Rio Achin to Llamac - Day 8

"Back to the beginning"

A final pass and river crossing stood in our way. No bridge was marked on the map and we worried there wouldn't be a way across. Our worst fears were met when we came to a point where the trail could be seen across the river. There was no bridge in sight. After hiking up and down the river, we finally spotted several logs strung up on a branch and laid across the river. Perfect!

The bus in the town of Llamac leaves at 1 p.m. and we wanted to be there on time. The final pass was the smallest of the trip but we were moving slower over this last hurdle. We were in a rush to get to town before the bus left, so after topping out on the pass, we began running the remaining kilometers all the way to town. It was awesome. We had renewed energy, the sun was shinning and the end was in sight.

When I saw buildings far below us, the very ones we had left eight days previous, I couldn't help but look at Juya and yell, "There it is!"

When we arrived, we bought tickets from a woman who also ran a small shop where we stored our things before wandering around town. Since the only food we had brought was mostly top ramen and soup, we immediately purchased fruit and candy, along with some pop. A woman was butchering meat across the way, people were outside talking and visiting and all the interactions showed the tightness of the community. Cars and highways back home seem to have separated people from each other rather than bringing them closer.

It was a sad moment when we got on the bus, at least for me. While the trip didn't live up to expectation, we learned a lot about Peru and its people who live without roads or many of the conveniences we find so important.

MANCORA: Peru's North Coast

- November 16th >>> 23rd -

We were back in Huaraz and once again at 'Joe's Place.' This city runs so differently from what I'm used too. I don't know what to think of it. On a base level I'm disgusted. After exploring the markets and streets, I found a vibrant city that was more alive and 'real' than any other I've known.

But we had to leave. Cusco and the Inca ruins appealed a lot to us, but not the thought of all the other tourists or the certainty of more rain. Leery of both, we decided to go to the North Coast and the small surf town, Mancora.

Two long bus rides later, nearly two full days of travel, and we are stepping off into 80-90 degree weather. After finding a room with a tile floor and its own bathroom, we unloaded our packs and ran onto the sand and up the beach. This was glorious. We watched surfers and kids playing, vendors selling sugar covered pastries filled with caramel. It wasn't long before we were getting swallowed by surf and eating. This was exactly what we needed!

The next day both Juya and I tried surfing. Hiring instructors, we went into the surf. The instructors have snorkel gear on and direct you out to the wave. As you paddle, they hold on the back of the board and tell you when to stand while they stabilize it. They then let go. After a run or two I was standing on the board and riding it in to the shore.
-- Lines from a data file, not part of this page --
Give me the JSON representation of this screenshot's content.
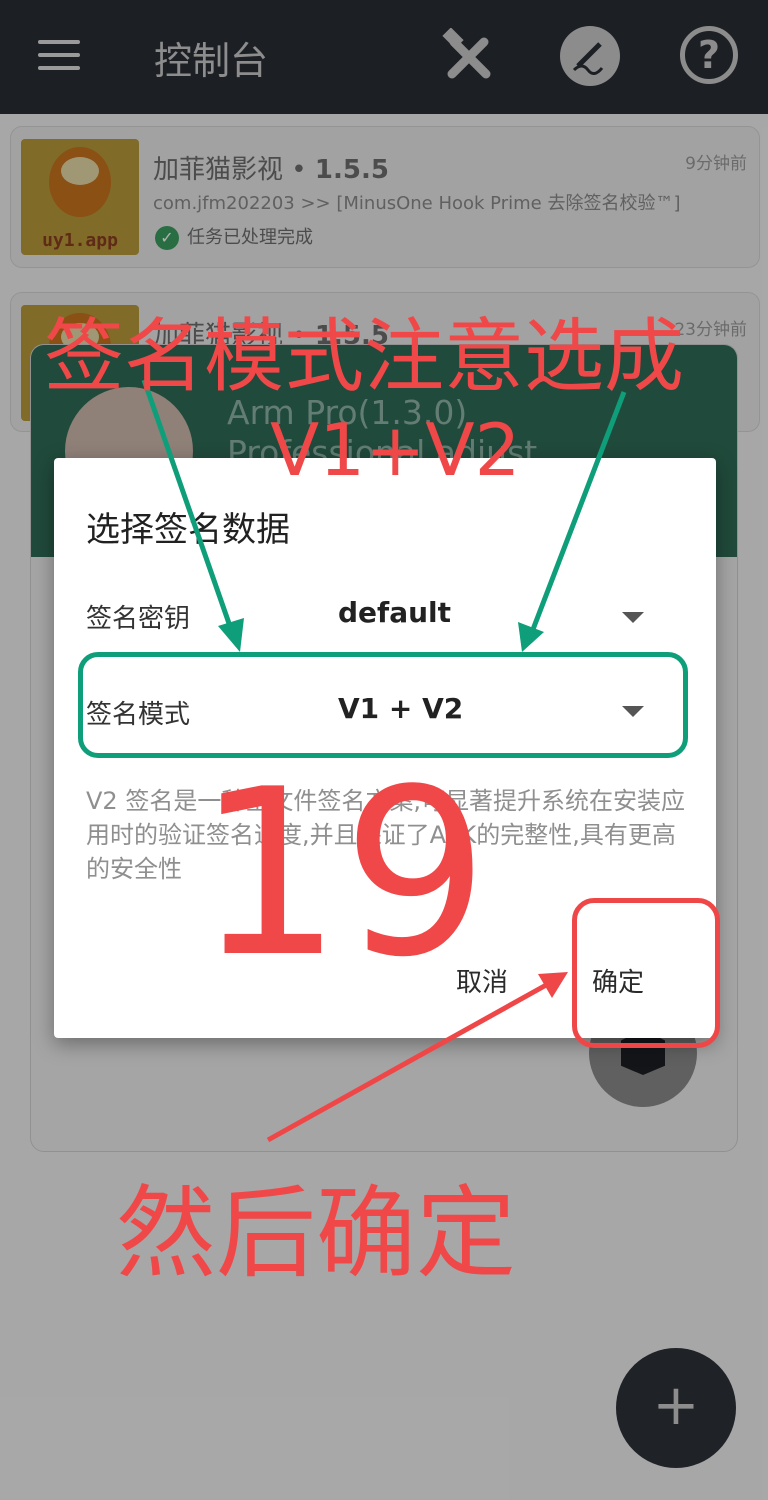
{
  "topbar": {
    "title": "控制台",
    "icons": {
      "menu": "menu-icon",
      "tools": "tools-icon",
      "sign": "signature-icon",
      "help": "help-icon"
    },
    "help_glyph": "?"
  },
  "task_list": [
    {
      "thumb_label": "uy1.app",
      "name": "加菲猫影视",
      "version": "1.5.5",
      "package": "com.jfm202203 >> [MinusOne Hook Prime 去除签名校验™]",
      "time": "9分钟前",
      "status": "任务已处理完成"
    },
    {
      "name": "加菲猫影视",
      "version": "1.5.5",
      "time": "23分钟前"
    }
  ],
  "arm_panel": {
    "line1": "Arm Pro(1.3.0)",
    "line2": "Professional adjust"
  },
  "dialog": {
    "title": "选择签名数据",
    "key_label": "签名密钥",
    "key_value": "default",
    "mode_label": "签名模式",
    "mode_value": "V1 + V2",
    "description": "V2 签名是一种全文件签名方案,可显著提升系统在安装应用时的验证签名速度,并且保证了APK的完整性,具有更高的安全性",
    "cancel_label": "取消",
    "confirm_label": "确定"
  },
  "annotations": {
    "top_text": "签名模式注意选成",
    "mode_text": "V1+V2",
    "step_number": "19",
    "bottom_text": "然后确定"
  },
  "fab": {
    "label": "+"
  },
  "colors": {
    "annotation_red": "#f04848",
    "annotation_green": "#0f9e7a",
    "topbar": "#1c1f24",
    "arm_header": "#2e6a55"
  }
}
What a great time! Another few days and we were getting island fever. There wasn't anywhere else to go outside the town and we'd seen the town. It was time to leave. The question was where. Since snow was falling back home, we decided to change our flights and head out early.


The 40 hours of travel to get home gave me a lot of time to mull over my first international adventure. There were lessons learned. I didn't understand what it took to travel. I have a better understanding of that now.
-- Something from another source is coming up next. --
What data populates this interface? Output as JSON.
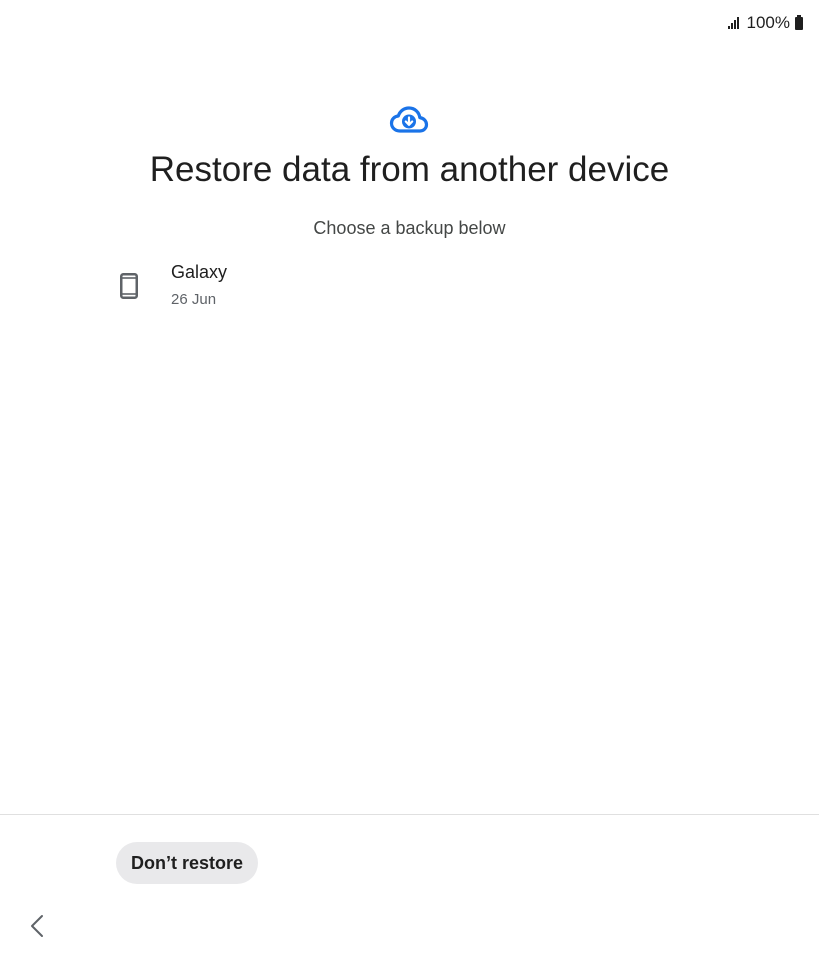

Over time I have remembered this adventure more fondly. I smile when thinking of the chicken buses, the vibrant colors of the people, the food, the scary taxi rides, the high mountains, the dogs, the soccer match, and even the rain and snow. It was really an amazing place, even when it was far from amazing. The best adventurer is that which can make any adventure enjoyable. Gracias, Peru, you taught me a lot. Adios!


If you enjoyed this story, tell us about it. Go to the Guestbook and leave a note or write an e-mail and let us know personally. We always appreciate hearing from our viewers because alot of heart and soul goes into the making of this website. You can support that! Purchase or license any photograph you see. Go to the photography page for details.


Jason Hummel